The bill would give cable and satellite providers one year to comply with the new law.
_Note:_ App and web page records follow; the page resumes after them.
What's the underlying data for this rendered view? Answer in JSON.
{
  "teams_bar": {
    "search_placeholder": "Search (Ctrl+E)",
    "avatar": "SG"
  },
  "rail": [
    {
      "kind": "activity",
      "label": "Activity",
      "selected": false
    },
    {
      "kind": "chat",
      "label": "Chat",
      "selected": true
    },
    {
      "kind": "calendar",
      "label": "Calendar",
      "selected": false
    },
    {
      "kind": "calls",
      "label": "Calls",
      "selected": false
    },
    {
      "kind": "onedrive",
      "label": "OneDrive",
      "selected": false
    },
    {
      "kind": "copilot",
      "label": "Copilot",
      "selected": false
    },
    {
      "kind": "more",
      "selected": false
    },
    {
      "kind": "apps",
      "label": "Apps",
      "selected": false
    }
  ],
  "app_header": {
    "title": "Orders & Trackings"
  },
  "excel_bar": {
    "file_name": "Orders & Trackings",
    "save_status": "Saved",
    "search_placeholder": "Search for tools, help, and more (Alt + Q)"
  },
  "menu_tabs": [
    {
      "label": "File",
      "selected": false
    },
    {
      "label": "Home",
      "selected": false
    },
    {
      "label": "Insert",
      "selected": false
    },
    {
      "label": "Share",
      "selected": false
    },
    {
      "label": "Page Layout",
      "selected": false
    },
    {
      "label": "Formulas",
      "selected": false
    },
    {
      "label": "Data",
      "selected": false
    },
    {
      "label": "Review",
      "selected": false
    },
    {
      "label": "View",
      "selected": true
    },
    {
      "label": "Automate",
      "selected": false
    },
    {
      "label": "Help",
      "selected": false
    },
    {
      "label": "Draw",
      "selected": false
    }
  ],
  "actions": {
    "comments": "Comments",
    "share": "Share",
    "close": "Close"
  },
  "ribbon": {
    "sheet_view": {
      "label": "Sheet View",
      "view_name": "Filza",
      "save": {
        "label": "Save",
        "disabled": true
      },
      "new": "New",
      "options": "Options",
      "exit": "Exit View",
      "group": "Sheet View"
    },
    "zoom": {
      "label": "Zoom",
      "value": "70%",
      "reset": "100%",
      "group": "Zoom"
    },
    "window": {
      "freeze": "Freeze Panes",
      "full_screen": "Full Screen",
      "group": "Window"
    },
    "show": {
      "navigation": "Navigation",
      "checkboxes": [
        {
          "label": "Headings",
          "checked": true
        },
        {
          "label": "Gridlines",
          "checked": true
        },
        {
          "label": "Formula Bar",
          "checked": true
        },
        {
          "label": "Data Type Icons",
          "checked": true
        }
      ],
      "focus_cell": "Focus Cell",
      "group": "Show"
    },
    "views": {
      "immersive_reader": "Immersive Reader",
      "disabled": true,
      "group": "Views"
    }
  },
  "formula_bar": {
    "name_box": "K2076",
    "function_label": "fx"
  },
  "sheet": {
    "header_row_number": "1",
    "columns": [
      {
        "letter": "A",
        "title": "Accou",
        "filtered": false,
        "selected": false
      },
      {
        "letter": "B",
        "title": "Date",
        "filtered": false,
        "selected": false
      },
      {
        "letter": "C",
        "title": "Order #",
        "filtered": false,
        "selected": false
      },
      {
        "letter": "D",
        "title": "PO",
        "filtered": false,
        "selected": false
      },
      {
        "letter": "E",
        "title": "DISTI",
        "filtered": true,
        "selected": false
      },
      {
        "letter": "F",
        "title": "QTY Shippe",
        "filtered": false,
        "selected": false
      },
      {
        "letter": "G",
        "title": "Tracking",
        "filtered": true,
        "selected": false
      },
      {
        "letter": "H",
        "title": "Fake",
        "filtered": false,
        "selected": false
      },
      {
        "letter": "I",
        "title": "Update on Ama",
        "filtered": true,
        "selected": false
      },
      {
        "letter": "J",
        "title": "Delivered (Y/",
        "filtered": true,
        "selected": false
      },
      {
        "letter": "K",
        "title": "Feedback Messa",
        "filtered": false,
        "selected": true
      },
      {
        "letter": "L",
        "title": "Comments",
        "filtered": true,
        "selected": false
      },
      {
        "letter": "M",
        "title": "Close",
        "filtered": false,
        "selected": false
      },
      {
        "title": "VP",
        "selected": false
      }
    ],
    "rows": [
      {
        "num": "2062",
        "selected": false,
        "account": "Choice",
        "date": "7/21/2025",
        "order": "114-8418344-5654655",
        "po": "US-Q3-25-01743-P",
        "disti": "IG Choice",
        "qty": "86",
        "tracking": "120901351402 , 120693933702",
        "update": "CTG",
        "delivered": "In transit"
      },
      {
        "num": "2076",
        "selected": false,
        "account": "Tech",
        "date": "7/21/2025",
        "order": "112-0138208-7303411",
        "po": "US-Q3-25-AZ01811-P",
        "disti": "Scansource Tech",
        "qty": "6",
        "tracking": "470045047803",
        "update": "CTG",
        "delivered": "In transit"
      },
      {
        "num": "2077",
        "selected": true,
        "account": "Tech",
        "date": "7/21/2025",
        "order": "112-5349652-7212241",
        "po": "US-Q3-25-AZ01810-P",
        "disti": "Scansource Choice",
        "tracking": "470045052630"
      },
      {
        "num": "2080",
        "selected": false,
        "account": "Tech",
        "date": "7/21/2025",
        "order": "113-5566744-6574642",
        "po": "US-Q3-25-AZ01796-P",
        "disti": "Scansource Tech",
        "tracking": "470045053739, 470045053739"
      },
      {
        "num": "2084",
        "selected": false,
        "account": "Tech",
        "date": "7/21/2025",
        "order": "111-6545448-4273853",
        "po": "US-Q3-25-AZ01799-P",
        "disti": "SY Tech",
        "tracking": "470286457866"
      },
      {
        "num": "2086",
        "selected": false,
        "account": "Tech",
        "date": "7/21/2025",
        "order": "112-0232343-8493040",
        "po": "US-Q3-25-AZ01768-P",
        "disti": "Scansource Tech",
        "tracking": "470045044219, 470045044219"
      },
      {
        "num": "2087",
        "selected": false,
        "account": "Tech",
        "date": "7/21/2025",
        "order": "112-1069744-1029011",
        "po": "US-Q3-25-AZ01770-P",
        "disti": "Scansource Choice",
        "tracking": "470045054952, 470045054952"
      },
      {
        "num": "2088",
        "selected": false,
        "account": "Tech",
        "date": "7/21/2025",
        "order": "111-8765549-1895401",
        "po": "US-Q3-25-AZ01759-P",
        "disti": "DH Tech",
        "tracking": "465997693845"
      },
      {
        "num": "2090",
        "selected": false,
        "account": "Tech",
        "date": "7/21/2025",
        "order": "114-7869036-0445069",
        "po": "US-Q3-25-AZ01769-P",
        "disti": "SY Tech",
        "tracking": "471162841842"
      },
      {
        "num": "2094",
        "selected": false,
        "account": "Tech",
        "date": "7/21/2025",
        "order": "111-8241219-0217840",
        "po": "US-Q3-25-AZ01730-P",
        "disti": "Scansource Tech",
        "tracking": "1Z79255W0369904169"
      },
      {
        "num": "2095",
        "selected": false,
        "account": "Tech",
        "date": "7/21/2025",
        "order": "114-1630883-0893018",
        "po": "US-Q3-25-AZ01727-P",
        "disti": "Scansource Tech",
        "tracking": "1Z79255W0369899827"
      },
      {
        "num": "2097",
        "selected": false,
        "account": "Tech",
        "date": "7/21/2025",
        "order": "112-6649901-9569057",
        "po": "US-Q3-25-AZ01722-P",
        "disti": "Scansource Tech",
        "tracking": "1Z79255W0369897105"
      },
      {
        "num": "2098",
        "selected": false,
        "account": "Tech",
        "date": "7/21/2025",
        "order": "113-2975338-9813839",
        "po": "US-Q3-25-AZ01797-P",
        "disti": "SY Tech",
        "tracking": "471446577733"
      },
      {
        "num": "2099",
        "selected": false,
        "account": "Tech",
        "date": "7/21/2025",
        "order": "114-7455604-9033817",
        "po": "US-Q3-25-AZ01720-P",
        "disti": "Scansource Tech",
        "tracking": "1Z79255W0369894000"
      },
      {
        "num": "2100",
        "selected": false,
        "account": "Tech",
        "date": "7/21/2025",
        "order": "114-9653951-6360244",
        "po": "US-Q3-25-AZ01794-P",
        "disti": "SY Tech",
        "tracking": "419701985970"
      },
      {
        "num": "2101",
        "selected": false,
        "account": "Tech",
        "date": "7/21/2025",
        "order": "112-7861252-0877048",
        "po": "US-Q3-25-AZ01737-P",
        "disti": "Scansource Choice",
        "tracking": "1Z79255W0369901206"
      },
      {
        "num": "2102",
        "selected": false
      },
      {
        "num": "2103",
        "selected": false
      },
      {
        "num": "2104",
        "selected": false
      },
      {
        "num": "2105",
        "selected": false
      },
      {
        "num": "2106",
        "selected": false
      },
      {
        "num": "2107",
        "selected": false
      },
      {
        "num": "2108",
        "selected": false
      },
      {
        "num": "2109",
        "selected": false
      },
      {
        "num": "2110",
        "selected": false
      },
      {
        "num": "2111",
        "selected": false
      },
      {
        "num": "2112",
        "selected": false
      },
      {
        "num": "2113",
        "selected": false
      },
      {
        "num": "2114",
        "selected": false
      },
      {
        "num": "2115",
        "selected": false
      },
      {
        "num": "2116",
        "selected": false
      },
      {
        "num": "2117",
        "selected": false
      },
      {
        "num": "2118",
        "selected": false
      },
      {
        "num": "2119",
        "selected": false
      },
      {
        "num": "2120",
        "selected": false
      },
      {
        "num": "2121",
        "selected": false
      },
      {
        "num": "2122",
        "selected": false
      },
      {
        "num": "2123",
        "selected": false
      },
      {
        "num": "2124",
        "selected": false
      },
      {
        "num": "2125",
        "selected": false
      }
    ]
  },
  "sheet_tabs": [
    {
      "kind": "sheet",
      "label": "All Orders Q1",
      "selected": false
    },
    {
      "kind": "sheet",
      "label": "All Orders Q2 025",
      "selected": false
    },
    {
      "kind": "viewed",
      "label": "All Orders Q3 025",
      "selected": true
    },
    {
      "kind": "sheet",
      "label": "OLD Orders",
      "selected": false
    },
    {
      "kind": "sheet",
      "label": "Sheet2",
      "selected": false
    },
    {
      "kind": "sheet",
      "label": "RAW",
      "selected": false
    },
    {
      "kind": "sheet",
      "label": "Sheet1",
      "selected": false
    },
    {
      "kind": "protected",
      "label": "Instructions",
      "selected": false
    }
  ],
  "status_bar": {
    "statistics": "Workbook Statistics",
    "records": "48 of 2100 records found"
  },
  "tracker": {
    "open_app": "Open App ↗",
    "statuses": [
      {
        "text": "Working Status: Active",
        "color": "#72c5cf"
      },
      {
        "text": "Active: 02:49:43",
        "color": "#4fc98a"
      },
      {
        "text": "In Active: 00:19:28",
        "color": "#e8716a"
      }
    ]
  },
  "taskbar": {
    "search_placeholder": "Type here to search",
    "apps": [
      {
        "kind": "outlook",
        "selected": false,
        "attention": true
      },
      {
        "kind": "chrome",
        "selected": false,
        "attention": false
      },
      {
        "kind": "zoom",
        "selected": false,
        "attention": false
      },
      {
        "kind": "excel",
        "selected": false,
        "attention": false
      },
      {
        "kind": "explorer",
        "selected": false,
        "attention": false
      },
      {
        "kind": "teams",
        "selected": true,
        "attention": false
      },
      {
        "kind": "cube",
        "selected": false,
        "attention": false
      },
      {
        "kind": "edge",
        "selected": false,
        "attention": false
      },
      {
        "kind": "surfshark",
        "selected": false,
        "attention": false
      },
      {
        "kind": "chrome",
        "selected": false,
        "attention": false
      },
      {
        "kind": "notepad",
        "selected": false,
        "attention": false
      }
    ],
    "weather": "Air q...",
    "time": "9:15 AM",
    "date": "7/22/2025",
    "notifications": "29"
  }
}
In addition to the tiering requirement, Wyden’s bill would force pay TV providers to include channel-blocking instructions in monthly bills.
In his statement, Wyden insisted that his bill would not “dictate how the programming must be offered,” except for the 15-channel minimum.
“The bill leaves it up to the operator whether to offer the kids’ tier as part of a basic or expanded-basic package or as a completely separate package,” Wyden said.
A new law was necessary, he added, because children spend more time watching TV than anything else except sleeping and because a majority of parents have told pollsters that they are very concerned about TV sex and profanity during early evening hours when children are in the audience.
But Wyden said his approach -- creating a programming zone suitable for kids in lieu of a pure a la carte regime -- was intended to address other poll results showing that people were concerned about excessive governmental regulation and believed parents should take responsibility for the programming they purchase.
The National Cable & Telecommunications Association said consumer education was preferable to government programming mandates.
"The FCC [Federal Communications Commission] and GAO [Government Accountability Office] have both independently concluded that government-mandated a la carte or themed tiers would result in higher prices for consumers, plus reduce choice and diversity in programming,” NCTA spokesman Brian Dietz said.
“We don't believe that is a winning solution for consumers,” he added. “Instead, we believe that providing our customers with the widest array of programming for the entire family, plus easy-to-use parental-control devices that enable families to block content they feel is inappropriate, provides the best options for families to manage their home TV viewing.”